_PROBLEM REQUIREMENTS_.
Reproduce every entry exactly.

_DATA PROVIDED_.
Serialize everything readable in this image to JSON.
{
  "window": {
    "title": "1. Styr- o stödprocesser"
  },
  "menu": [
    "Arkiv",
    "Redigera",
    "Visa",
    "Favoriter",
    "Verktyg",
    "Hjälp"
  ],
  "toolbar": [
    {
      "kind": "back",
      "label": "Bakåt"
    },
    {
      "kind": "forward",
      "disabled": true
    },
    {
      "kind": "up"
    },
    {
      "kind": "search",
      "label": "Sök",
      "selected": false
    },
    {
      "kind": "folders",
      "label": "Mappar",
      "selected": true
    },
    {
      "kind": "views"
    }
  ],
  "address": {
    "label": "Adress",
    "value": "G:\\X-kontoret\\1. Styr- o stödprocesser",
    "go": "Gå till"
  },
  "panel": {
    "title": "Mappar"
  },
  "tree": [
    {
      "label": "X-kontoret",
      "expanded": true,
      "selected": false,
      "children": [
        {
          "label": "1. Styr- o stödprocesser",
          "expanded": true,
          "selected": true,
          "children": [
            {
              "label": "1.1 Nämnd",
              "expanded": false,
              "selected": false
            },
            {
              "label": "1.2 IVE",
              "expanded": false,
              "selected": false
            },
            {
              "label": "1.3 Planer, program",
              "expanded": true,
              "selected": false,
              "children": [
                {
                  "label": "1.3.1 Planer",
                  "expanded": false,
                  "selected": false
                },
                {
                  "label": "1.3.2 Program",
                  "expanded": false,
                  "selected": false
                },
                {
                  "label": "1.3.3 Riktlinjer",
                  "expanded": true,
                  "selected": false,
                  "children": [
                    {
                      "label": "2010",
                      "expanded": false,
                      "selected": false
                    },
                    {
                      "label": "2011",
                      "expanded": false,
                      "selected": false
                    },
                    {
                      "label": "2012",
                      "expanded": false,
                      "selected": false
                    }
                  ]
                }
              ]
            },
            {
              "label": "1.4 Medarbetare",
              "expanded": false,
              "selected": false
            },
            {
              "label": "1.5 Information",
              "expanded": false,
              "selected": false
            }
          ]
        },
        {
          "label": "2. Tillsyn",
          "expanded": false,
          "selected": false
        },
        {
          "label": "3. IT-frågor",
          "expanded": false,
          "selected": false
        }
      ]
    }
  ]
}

_SOLUTION_.
Serialize everything readable in this image to JSON.
{
  "window": {
    "title": "1. Styr- o stödprocesser"
  },
  "menu": [
    "Arkiv",
    "Redigera",
    "Visa",
    "Favoriter",
    "Verktyg",
    "Hjälp"
  ],
  "toolbar": [
    {
      "kind": "back",
      "label": "Bakåt"
    },
    {
      "kind": "forward",
      "disabled": true
    },
    {
      "kind": "up"
    },
    {
      "kind": "search",
      "label": "Sök",
      "selected": false
    },
    {
      "kind": "folders",
      "label": "Mappar",
      "selected": true
    },
    {
      "kind": "views"
    }
  ],
  "address": {
    "label": "Adress",
    "value": "G:\\X-kontoret\\1. Styr- o stödprocesser",
    "go": "Gå till"
  },
  "panel": {
    "title": "Mappar"
  },
  "tree": [
    {
      "label": "X-kontoret",
      "expanded": true,
      "selected": false,
      "children": [
        {
          "label": "1. Styr- o stödprocesser",
          "expanded": true,
          "selected": true,
          "children": [
            {
              "label": "1.1 Nämnd",
              "expanded": false,
              "selected": false
            },
            {
              "label": "1.2 IVE",
              "expanded": false,
              "selected": false
            },
            {
              "label": "1.3 Planer, program",
              "expanded": true,
              "selected": false,
              "children": [
                {
                  "label": "1.3.1 Planer",
                  "expanded": false,
                  "selected": false
                },
                {
                  "label": "1.3.2 Program",
                  "expanded": false,
                  "selected": false
                },
                {
                  "label": "1.3.3 Riktlinjer",
                  "expanded": true,
                  "selected": false,
                  "children": [
                    {
                      "label": "2010",
                      "expanded": false,
                      "selected": false
                    },
                    {
                      "label": "2011",
                      "expanded": false,
                      "selected": false
                    },
                    {
                      "label": "2012",
                      "expanded": false,
                      "selected": false
                    }
                  ]
                }
              ]
            },
            {
              "label": "1.4 Medarbetare",
              "expanded": false,
              "selected": false
            },
            {
              "label": "1.5 Information",
              "expanded": false,
              "selected": false
            }
          ]
        },
        {
          "label": "2. Tillsyn",
          "expanded": false,
          "selected": false
        },
        {
          "label": "3. IT-frågor",
          "expanded": false,
          "selected": false
        }
      ]
    }
  ]
}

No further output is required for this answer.